This past week, the Securities and Exchange Commission (SEC), staff of the Office of Investor Education and Advocacy, posted a warning about private placements under Reg D, including 506c and 506b, as well as Rule 504.
Reg D is an exemption that is widely utilized by private companies raising capital, incorporating a single filing that has been lauded for its effectiveness. The filed document is a single sheet submitted to the SEC outlining basic information about the firm and its principles and the money they aim to raise, without any funding cap. While typically available only to more sophisticated investors, the SEC worries that investors may succumb to fraudulent offerings raising capital under the exemption.
According to the post:
“… Fraudsters may use unregistered offerings to conduct investment scams. See our Investor Alert about red flags to watch out for in an unregistered offering. It may be difficult or impossible to recover the money you invest in an offering that turns out to be fraudulent.”
“Private and public companies, including everything from small start-ups to large, well-established companies, engage in private placements to raise funds from investors. Hedge funds and other private funds also engage in private placements. Private placements are an important way in which companies raise capital to grow, fund and expand their business. Accordingly, these offerings play an important role in capital formation.”
The warning mentions both Reg CF and Reg A+ as other private exemptions with different requirements and disclosure needs.
Beyond fraud and other risks, including failure, the SEC notes that private offerings typically are illiquid and thus more difficult to sell, unlike public offerings.
While there are intrinsic risks to any investment, Reg D offerings provide capital to a highly important sector of the economy as most all promising early-stage firms utilize the exemption. It is a well-trodden path for the innovation economy. The market is sizable, too – around $1 trillion annually – larger than the IPO market in the US.
The current Commission has selected Reg D offerings, including the definition of an accredited investor, as a top regulatory item. The Commission is considering recommending amendments to Regulation D, including changes to the definition of an accredited investor, as well as Form D – ostensibly to improve protections for investors.

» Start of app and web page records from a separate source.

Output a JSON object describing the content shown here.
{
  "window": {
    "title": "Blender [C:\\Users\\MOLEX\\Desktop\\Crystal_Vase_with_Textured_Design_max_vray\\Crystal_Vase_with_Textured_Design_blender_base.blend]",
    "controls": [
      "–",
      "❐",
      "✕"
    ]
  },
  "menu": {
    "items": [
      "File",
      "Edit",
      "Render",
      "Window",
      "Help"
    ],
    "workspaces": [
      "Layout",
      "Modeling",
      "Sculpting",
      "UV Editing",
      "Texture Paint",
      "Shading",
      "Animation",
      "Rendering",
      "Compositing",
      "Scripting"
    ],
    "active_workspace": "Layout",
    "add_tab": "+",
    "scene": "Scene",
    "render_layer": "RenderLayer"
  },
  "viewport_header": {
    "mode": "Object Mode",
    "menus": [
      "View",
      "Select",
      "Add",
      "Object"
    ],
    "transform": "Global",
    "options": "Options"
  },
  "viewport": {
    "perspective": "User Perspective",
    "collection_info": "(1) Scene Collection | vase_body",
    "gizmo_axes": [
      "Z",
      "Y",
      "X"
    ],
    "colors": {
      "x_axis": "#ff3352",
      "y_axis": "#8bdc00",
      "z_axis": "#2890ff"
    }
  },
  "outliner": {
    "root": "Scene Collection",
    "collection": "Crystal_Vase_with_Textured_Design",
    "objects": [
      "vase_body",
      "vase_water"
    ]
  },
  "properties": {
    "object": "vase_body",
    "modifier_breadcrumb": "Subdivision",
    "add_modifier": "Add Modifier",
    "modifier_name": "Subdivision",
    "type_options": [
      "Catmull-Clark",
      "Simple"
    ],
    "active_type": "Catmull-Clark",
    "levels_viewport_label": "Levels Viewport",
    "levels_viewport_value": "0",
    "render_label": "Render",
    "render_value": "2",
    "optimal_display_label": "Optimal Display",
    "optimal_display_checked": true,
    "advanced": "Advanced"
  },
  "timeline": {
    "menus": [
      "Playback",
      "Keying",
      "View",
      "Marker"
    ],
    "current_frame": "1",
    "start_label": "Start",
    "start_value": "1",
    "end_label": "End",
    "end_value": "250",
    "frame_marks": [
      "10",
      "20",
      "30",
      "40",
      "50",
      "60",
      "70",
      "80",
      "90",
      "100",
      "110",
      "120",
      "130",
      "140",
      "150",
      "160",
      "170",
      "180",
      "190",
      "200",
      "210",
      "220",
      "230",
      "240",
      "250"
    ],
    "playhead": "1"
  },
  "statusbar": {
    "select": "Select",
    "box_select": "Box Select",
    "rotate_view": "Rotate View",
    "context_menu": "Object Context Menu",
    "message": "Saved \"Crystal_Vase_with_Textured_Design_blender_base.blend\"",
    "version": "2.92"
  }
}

The Investor Alert on Reg D is viewable here.
The current SEC regulatory agenda is viewable here.